We are already more than halfway through the year and fast approaching the months that just breeze by us bringing the year to a close. 2020 has been a lot of things and brought a lot of unprecedented situations our way, this has shifted a lot of goals for the year and for some pushed most of their goals to the back burner. I believe that we can and must make the best out of 2020. Now is actually the best time to revisit your goals so you can still make them count at the end of the year. Remember the best time to start something was yesterday, the next best time is now. Don’t give up now, you can still make it happen.
With all that’s going on now, it’s understandable that one of the goal areas you may have struggled with the most is your finances. We all started the year with grand plans for savings and investments. Then COVID happened and most of us moved to survival mode, forgetting about all the plans and discipline we had put in place to make things happen. But guess what? It’s time to bring your financial goals back on the table and start working out how to make them happen!
For the next couple of weeks, I will like to take you through a journey that brings you closer to your financial goals. I am going to use my dear friend ‘Jane’ to illustrate our lessons.
Jane has been working for about 10 years at a multinational company. She’s fortunate to earn a very good salary, so she’s really had no financial gaps to cover. But the thing is she’s been dreaming about starting a Master’s programme for a while at an Ivy league school preferably. At the start of the year she decided this was the year she would start saving toward this goal and she’d given herself a target to save 50% of the money required to fund her Master’s and cover the balance next year. Good idea, right?
But beyond the idea and the target Jane didn’t have a plan in place.
So, when she saw the jewellery, she bought it, she took the trips before the lockdowns, impressed her friends and family with expensive gifts, gave out loans that will likely be bad debts, maintained her lifestyle of meals out, buying take outs, upgrading her wardrobe amongst other things. Each month she planned to start saving the next month and now we are in July and Jane still has not started her savings for her Master’s programme.
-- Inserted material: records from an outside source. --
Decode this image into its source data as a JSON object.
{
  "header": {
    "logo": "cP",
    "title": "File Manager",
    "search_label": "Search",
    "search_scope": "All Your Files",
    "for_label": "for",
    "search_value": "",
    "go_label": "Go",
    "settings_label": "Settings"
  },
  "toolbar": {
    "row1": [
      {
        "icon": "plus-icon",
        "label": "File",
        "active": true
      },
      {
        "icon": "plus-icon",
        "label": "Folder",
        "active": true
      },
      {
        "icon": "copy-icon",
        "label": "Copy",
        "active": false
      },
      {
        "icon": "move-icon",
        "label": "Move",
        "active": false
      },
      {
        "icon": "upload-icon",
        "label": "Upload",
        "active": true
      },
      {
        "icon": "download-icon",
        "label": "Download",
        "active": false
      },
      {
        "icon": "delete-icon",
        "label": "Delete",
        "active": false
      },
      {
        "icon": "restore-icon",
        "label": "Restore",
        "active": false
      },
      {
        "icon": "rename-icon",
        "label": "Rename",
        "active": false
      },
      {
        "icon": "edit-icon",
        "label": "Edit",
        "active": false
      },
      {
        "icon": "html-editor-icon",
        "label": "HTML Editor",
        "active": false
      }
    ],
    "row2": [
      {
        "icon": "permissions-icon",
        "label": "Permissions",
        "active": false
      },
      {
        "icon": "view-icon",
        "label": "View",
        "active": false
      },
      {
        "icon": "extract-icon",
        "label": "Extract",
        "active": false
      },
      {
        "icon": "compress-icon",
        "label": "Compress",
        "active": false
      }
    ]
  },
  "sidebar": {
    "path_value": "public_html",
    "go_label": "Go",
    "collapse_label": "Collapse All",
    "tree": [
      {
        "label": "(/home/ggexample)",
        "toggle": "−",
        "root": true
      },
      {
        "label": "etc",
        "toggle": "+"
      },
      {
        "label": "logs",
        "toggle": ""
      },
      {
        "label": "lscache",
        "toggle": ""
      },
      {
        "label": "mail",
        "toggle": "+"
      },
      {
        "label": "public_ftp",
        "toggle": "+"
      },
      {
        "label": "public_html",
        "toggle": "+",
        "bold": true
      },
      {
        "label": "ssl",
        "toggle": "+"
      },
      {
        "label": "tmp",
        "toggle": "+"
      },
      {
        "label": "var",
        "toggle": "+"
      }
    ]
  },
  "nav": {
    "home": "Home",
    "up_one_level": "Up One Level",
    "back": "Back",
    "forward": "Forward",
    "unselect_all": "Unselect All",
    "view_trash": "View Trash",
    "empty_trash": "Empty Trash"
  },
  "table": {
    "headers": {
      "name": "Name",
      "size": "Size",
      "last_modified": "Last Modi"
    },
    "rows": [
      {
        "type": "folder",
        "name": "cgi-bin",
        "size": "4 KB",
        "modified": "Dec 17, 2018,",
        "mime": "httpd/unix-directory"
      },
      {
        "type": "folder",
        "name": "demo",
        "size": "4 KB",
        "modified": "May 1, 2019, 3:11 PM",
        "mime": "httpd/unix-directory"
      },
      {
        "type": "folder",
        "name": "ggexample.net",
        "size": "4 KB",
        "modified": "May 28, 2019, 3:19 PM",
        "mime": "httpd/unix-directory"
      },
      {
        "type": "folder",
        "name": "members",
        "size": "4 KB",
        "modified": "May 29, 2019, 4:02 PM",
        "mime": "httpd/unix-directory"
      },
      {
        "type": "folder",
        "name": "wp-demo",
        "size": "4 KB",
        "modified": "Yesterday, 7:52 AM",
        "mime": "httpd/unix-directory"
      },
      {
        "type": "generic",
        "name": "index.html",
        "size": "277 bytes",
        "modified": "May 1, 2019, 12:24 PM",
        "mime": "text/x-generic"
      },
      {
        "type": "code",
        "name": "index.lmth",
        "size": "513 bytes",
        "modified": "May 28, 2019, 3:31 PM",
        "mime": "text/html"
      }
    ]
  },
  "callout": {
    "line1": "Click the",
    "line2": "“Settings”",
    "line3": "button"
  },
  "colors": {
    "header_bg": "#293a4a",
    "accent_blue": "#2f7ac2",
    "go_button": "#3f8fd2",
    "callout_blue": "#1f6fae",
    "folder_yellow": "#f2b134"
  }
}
The month of July is here and Jane has realized her mistakes and time lost, but as the true fighter she is she has made new plans, no more shopping, no more take outs, employed financial instruments that whisk her savings away once she gets paid and gives her limited access to them and has created accountability circles around her. All good ideas, and all things she should have done as soon as she set her target for herself at the start of the year, but the next best time is now and I am rooting for Jane’s success, but we have some lessons to learn from Jane
You see, putting a tangible plan in place early enough would have helped her see very clearly:
1. How realistic her target was in the first place? There’s no point trying to save an amount that cripples you in the process.
2. The specific adjustments she could make in her spending patterns early enough to get to her goal
3. What options she could explore for investments so the money she was setting aside would gain some interest, also how much to move to foreign currency given the devaluation which made her program much more expensive in Naira terms.
4. If she needed to partner with others to help raise the funds e.g. join an investment club.
5. How she could create additional sources of income beyond her salary
6. What sort of financial education she needed to acquire and what tools/apps she could use to help her achieve her target.
Join me over the next few weeks where we’ll look in more detail at achieving your financial goals. Don’t wait until December 31st or January 1st to start planning your 2021 financial goals. To help you start start now and start strong, click on the link below and spend one minute responding to the questions. It’ll be well worth your while.
Here is your first step. Click here.